#### DATA PROVIDED

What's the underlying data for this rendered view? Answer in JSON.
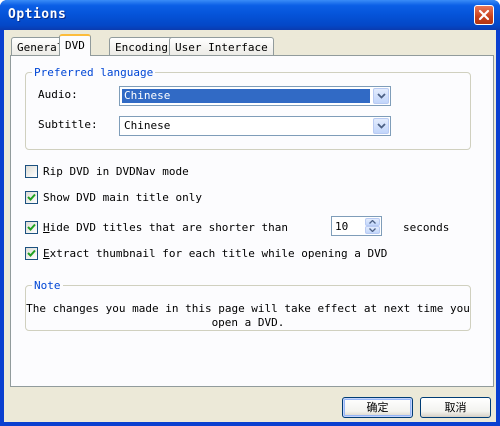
{
  "window": {
    "title": "Options"
  },
  "tabs": [
    {
      "label": "General"
    },
    {
      "label": "DVD"
    },
    {
      "label": "Encoding"
    },
    {
      "label": "User Interface"
    }
  ],
  "active_tab": "DVD",
  "preferred_language": {
    "legend": "Preferred language",
    "audio_label": "Audio:",
    "audio_value": "Chinese",
    "subtitle_label": "Subtitle:",
    "subtitle_value": "Chinese"
  },
  "options": {
    "rip_dvdnav": {
      "label": "Rip DVD in DVDNav mode",
      "checked": false
    },
    "main_title_only": {
      "label": "Show DVD main title only",
      "checked": true
    },
    "hide_short_prefix": "H",
    "hide_short_rest": "ide DVD titles that are shorter than",
    "hide_short_checked": true,
    "hide_short_seconds": "10",
    "seconds_label": "seconds",
    "extract_prefix": "E",
    "extract_rest": "xtract thumbnail for each title while opening a DVD",
    "extract_checked": true
  },
  "note": {
    "legend": "Note",
    "line1": "The changes you made in this page will take effect at next time you",
    "line2": "open a DVD."
  },
  "buttons": {
    "ok": "确定",
    "cancel": "取消"
  },
  "colors": {
    "title_bar": "#0553d8",
    "accent_legend": "#0046d5",
    "selection": "#316ac5",
    "active_tab_highlight": "#fcbc3c"
  }
}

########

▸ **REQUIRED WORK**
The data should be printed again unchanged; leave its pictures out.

▸ **YOUR RESPONSE**
What's the underlying data for this rendered view? Answer in JSON.
{
  "window": {
    "title": "Options"
  },
  "tabs": [
    {
      "label": "General"
    },
    {
      "label": "DVD"
    },
    {
      "label": "Encoding"
    },
    {
      "label": "User Interface"
    }
  ],
  "active_tab": "DVD",
  "preferred_language": {
    "legend": "Preferred language",
    "audio_label": "Audio:",
    "audio_value": "Chinese",
    "subtitle_label": "Subtitle:",
    "subtitle_value": "Chinese"
  },
  "options": {
    "rip_dvdnav": {
      "label": "Rip DVD in DVDNav mode",
      "checked": false
    },
    "main_title_only": {
      "label": "Show DVD main title only",
      "checked": true
    },
    "hide_short_prefix": "H",
    "hide_short_rest": "ide DVD titles that are shorter than",
    "hide_short_checked": true,
    "hide_short_seconds": "10",
    "seconds_label": "seconds",
    "extract_prefix": "E",
    "extract_rest": "xtract thumbnail for each title while opening a DVD",
    "extract_checked": true
  },
  "note": {
    "legend": "Note",
    "line1": "The changes you made in this page will take effect at next time you",
    "line2": "open a DVD."
  },
  "buttons": {
    "ok": "确定",
    "cancel": "取消"
  },
  "colors": {
    "title_bar": "#0553d8",
    "accent_legend": "#0046d5",
    "selection": "#316ac5",
    "active_tab_highlight": "#fcbc3c"
  }
}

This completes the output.